What needs to be done »
Wherever the word "value" appears in the entries, copy the whole line.

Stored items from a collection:
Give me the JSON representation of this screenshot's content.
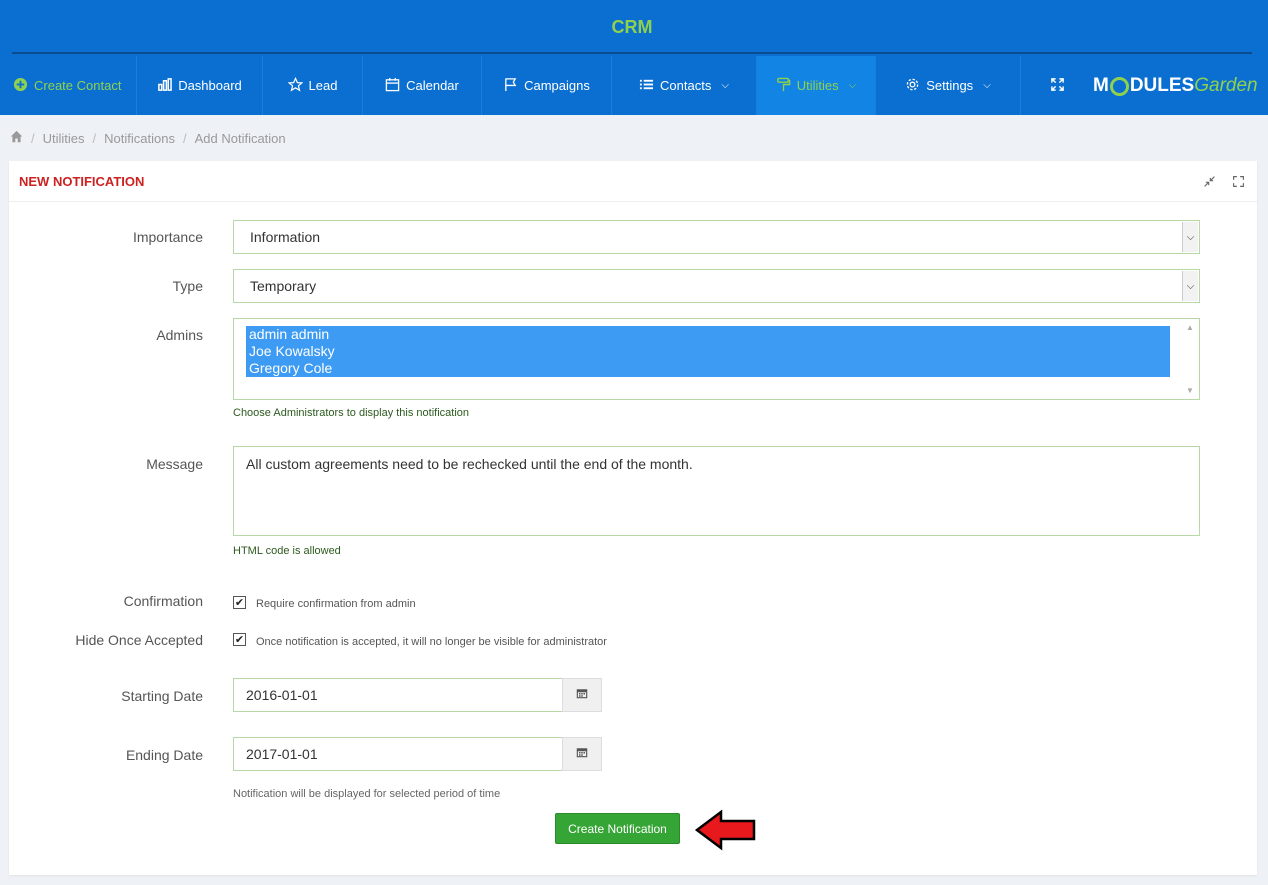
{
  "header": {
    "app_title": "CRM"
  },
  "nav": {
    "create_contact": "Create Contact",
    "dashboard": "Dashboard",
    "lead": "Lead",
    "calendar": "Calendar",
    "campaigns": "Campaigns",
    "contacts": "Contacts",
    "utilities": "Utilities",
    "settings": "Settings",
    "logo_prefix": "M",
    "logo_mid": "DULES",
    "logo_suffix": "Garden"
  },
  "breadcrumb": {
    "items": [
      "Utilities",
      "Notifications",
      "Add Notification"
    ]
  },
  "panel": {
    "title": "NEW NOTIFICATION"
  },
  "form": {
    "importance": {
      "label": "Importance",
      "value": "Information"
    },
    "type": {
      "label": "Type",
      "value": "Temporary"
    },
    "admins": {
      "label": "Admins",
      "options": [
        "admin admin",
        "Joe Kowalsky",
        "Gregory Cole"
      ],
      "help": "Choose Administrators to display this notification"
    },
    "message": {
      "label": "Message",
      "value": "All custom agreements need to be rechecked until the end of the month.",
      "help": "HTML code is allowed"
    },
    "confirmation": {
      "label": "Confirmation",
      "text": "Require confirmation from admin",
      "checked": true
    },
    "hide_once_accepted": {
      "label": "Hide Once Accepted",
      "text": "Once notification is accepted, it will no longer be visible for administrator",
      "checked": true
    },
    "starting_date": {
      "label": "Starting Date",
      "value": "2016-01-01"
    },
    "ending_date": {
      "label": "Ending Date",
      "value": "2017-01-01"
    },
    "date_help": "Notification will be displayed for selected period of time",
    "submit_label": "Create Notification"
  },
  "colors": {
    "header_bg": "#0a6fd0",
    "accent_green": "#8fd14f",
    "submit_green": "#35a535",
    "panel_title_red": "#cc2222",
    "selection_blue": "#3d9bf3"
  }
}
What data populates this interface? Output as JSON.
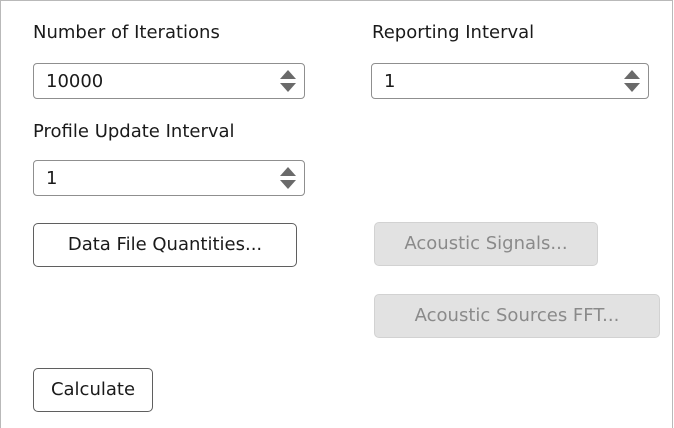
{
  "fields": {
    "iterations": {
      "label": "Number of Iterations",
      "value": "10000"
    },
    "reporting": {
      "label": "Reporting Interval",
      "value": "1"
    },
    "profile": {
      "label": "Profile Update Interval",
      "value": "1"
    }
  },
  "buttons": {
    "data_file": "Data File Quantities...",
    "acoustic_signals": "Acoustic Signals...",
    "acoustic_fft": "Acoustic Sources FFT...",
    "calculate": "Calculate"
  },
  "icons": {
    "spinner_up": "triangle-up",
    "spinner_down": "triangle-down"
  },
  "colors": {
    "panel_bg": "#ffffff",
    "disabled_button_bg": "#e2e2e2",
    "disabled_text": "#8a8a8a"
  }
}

Written answer »
      "value": "Information"
      "value": "Temporary"
      "value": "All custom agreements need to be rechecked until the end of the month.",
      "value": "2016-01-01"
      "value": "2017-01-01"
      "value": "10000"
      "value": "1"
      "value": "1"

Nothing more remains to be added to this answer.